Andrew Dubowec, chief growth officer at League, and Cristina Goldt, general manager, talent optimization at Workday, recently led a customer roundtable to talk about how the pandemic has dramatically upleveled the importance of employee experience, all the way up to the C-suite. League is a Workday Ventures’ portfolio company—and its health operating system integrates with Workday Human Capital Management to increase efficiency and accuracy of employee benefit enrollment. Below is an excerpt of my follow-up conversation with Andrew and Cristina.
What connection do you see among employee experience, wellbeing, and digital transformation?
Andrew Dubowec: What we’ve seen across the market is an elevation and intersection of organizational priorities. Digital transformation, the employee experience, and employee health and wellbeing are now all critical company priorities, and they should be tightly integrated.
When it comes to employee healthcare, organizations have traditionally focused on the specific programs they offer (such as mental health support, fertility, diabetes management, etc.), but now there’s a more thoughtful approach to how these programs are delivered. We can leverage technology to create a “digital front door” for employees and eliminate the friction and frustration they face when trying to access, navigate, and pay for care. Having a single, personalized point of access can greatly reduce the burden on employees when trying to access the programs they need.
While human resources has been at the forefront of this intersection, how did the pandemic change the perception of employee experience for the C-suite?
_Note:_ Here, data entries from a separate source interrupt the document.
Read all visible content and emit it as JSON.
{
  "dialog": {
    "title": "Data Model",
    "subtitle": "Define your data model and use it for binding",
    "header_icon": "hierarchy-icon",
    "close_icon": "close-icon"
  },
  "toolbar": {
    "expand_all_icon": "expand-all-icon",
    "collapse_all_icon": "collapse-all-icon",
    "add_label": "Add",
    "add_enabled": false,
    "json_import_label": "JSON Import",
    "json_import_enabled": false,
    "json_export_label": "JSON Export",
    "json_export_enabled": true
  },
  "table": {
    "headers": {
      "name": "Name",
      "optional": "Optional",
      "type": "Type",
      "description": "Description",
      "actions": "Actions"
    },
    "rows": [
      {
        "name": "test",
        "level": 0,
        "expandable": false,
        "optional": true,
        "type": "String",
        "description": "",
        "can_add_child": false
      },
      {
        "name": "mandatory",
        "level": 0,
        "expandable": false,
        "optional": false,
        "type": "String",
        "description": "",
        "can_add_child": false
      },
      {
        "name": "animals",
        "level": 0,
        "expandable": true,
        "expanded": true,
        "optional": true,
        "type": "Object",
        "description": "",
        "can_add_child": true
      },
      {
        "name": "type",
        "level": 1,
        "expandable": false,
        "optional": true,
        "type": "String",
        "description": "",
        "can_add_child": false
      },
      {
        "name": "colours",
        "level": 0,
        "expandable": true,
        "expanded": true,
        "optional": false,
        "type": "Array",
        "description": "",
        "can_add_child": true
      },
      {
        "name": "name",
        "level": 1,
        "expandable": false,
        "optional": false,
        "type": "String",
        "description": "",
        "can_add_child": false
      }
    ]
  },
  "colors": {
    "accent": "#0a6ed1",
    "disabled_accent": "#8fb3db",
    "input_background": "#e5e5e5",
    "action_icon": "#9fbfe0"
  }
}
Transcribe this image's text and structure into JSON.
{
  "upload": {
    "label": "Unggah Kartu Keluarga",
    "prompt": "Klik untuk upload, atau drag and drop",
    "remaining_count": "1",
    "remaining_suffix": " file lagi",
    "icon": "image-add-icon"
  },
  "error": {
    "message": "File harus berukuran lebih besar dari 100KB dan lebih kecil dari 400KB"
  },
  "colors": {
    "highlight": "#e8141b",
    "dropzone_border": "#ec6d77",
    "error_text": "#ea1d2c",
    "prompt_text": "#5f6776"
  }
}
Cristina Goldt: The pandemic forced the C-suite to think about how employee wellbeing directly correlates to not only employee productivity but also company retention rates. From a cost perspective, companies spend a lot of effort, money, and other resources trying to figure out the best programs to offer employees. Unfortunately, they don’t necessarily get the optimal return for those investments because employees may not know what programs are available or how to find them.
Using artificial intelligence and other technologies to deliver the right programs to the right people has been a game-changer in a distributed work environment, but it won’t stop even as people return to the office. Employers that consider the spectrum of wellbeing tend to see better retention and productivity outcomes for their organizations. As a result, CEOs are hiring chief wellbeing officers or empowering a wellness group to support productivity and financial goals.